Ouch! We were holding our breath going into yesterday’s Q3 GDP release, fearing it might print negative. Unfortunately, it did. The economy contracted 0.2% in the third quarter, following a downwardly revised 0.1% expansion in Q2.
Clearly the economy was shuffling sideways at best, through the middle part of the year. Barring the psychological set-back of the economy actually contracting again, it did not come as a major surprise.
We were expecting a flat result and the consensus pick was +0.1%. The lack of surprise was clear from the mildest of reactions in both currency and interest rate markets. Swap rates ticked down a few points across the curve, while the NZD/USD and NZD/AUD both shed around 30 points.
However, the dip in the NZD proved to be extremely short-lived.
Solid real money and commercial appetite for NZD/AUD and NZD/EUR underpinned a strong bounce in the NZD/USD, as did a vicious unwinding of short positions by short-term speculative and leveraged players.
Before long, the NZD/USD had climbed back above its pre-GDP levels around 0.7430.
Overnight, the NZD/USD continued its ascent. Trading was fairly listless overall, but a generally solid batch of US data and further strength in global commodity prices ensured “growth-sensitive” currencies like the NZD and AUD outperformed.
Indeed, the NZD/USD was the strongest performing currency of the night, climbing to an overnight high of nearly 0.7500.
The CRB index (a broad index of global commodity prices) rose 0.4% and oil prices surged 1.2% to a fresh 27-month high above US$91/barrel.
For today, the backdrop of a generally heavy USD and firm commodity prices should ensure NZD/USD finds support towards 0.7430. Expect some initial headwinds ahead of 0.7520.
However, be mindful that thin holiday trading conditions can exaggerate price action and we may see a bit of volatility over the Christmas-New Year period.
See you in 2011!
The USD weakened against most of the major currencies overnight. However, with markets well and truly in wind-down mode ahead of the festive season, liquidity was thin and conviction generally lacking.
For a change, the JPY led last night’s gains against the USD.
Market chatter of year-end repatriation flows helped bolster JPY sentiment.
In addition, last night’s slew of US data came in marginally on the softer side of expectations, undermining the USD to some extent.
From around 83.60 at the start of the night, USD/JPY skidded to around 82.90. US durable goods orders declined 1.3%m/m in November (-0.5% expected), the core PCE deflator rose by less than expected (0.8%y/y vs. 0.9% expected) and November new home sales undershot expectations by a small amount (5.5%m/m vs. 6.0% expected). Still, US bond yields mostly increased – 10-year Treasury yields ticked up 4bps to 3.39% – likely reflecting concerns about increasing supply.
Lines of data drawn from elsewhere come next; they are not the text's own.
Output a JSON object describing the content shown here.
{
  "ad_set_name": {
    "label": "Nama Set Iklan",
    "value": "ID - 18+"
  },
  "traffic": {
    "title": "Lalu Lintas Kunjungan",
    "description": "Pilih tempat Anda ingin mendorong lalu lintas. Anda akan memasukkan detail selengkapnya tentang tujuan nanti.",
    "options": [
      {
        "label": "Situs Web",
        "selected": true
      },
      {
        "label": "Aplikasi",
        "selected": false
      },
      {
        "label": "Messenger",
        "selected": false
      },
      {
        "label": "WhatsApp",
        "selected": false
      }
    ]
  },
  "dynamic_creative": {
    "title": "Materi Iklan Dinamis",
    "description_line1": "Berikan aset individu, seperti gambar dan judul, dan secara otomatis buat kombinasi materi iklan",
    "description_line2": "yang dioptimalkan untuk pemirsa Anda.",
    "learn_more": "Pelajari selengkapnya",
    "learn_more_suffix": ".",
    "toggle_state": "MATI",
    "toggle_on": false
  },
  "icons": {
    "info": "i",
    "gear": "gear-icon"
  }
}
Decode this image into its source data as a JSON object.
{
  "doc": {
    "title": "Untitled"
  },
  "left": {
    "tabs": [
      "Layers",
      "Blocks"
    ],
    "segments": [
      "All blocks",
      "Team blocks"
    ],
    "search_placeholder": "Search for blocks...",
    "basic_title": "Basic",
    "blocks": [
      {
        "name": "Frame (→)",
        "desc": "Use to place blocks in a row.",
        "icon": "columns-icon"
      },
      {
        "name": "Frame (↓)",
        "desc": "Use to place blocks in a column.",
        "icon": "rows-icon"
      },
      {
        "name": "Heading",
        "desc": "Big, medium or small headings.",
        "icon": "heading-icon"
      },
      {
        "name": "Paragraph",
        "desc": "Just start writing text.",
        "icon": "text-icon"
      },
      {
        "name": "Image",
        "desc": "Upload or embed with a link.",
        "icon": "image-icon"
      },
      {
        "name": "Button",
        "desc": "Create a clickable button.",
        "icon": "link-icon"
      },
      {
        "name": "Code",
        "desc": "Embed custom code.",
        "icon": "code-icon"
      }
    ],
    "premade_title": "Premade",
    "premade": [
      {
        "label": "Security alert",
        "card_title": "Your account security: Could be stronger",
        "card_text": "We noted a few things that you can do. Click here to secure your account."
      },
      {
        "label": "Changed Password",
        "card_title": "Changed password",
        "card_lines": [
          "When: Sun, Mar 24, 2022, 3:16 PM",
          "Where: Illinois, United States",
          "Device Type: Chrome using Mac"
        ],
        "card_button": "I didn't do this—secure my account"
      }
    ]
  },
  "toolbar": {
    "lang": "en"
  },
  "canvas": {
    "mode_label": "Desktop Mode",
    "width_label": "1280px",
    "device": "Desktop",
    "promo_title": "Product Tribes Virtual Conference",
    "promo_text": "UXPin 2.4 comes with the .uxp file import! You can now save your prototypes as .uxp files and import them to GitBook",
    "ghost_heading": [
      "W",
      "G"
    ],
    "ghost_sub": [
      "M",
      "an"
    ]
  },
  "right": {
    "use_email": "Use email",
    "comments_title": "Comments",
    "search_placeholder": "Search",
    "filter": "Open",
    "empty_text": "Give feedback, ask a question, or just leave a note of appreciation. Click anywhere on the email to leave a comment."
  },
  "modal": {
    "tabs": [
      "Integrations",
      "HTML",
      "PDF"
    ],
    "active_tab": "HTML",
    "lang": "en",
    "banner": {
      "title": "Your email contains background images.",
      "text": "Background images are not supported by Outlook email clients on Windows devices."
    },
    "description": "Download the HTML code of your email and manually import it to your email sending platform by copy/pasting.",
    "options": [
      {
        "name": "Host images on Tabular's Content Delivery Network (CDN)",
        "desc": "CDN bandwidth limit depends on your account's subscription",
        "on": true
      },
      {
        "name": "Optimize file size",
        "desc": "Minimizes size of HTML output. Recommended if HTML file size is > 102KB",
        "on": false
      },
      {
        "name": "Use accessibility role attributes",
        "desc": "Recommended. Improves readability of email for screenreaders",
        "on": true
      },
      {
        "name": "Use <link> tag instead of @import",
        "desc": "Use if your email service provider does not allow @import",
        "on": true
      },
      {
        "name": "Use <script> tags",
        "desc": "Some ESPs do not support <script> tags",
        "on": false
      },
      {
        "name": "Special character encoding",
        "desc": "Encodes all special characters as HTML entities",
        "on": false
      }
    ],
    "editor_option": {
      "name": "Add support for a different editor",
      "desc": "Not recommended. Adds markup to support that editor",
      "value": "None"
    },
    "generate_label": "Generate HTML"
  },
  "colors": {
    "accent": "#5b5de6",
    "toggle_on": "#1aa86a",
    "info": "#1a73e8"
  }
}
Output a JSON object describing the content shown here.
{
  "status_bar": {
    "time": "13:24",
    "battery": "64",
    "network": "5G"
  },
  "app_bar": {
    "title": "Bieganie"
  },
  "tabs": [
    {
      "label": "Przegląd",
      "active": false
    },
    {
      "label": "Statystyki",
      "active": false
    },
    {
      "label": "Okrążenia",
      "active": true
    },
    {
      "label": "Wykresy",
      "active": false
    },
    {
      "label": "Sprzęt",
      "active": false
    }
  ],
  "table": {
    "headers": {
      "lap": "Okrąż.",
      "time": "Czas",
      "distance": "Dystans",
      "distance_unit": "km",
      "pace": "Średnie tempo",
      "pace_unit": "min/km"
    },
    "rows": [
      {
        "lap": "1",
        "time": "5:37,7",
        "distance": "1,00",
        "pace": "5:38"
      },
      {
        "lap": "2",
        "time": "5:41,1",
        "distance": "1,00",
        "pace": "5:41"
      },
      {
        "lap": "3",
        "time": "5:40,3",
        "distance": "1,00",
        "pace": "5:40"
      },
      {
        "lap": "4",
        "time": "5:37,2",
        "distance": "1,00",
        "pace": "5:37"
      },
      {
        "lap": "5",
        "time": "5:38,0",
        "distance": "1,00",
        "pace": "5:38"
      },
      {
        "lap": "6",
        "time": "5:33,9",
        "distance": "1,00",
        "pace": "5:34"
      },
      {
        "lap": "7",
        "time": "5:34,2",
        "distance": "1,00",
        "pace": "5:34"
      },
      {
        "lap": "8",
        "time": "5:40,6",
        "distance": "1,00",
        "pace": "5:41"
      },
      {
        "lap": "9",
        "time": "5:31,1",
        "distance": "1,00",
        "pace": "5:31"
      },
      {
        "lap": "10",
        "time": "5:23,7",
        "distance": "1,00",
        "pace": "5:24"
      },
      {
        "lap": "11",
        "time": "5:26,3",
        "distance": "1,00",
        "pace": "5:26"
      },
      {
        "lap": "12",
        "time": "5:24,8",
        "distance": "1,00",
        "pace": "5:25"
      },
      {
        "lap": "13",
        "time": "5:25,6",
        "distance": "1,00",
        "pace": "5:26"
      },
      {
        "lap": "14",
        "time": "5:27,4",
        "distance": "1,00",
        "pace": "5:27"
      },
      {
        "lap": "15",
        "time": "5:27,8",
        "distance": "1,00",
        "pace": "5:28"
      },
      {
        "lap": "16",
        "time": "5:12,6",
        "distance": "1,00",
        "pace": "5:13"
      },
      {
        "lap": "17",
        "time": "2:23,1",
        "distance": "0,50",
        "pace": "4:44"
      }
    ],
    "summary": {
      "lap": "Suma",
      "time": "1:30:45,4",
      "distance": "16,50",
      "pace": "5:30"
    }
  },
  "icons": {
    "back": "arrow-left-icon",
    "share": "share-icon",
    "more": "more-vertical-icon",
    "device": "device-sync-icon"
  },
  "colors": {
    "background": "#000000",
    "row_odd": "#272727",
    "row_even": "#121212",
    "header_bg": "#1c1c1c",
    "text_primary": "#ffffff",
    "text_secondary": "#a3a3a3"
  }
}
The US Treasury announced overnight it will auction US$99b worth of bonds next week. The EUR spent the night contained in the familiar 1.3060-1.3150 range. Ratings agency Fitch downgraded Portugal’s sovereign rating from AA- to A+, briefly knocking the single currency towards the bottom end of the range. However, Chinese officials again expressed support for the Eurozone, helping to keep EUR sentiment underpinned.
A Foreign Ministry spokeswoman said China would support the IMF in providing a bailout for the region (if necessary) and the region was one of the most important areas for China’s FX reserves. A string of generally downbeat UK data has kept the GBP trading heavily in recent days.
While there wasn’t any new data out overnight, UK growth worries continue to simmer after the Bank of England’s Fisher said the UK economy could suffer another contraction next year. GBP/USD slipped from 1.5430 to 1.5380 before recovering slightly as the night wore on.
There was relatively little action in global stock markets overnight. Most indices were either flat or down slightly on the day, as stocks continued to hover around 2-year highs. Still, oil prices shot to a fresh 27-month high above US$91 barrel. Prices have soared almost 9% in December reflecting not only unseasonably cold weather in the US but also declining global inventories.
Looking ahead, don’t be surprised to see more choppy and rangy price action through the Christmas and New Year period as volumes continue to thin out. Fundamentals should begin to reassert themselves from early in 2011.
* Mike Jones is part of the BNZ research team.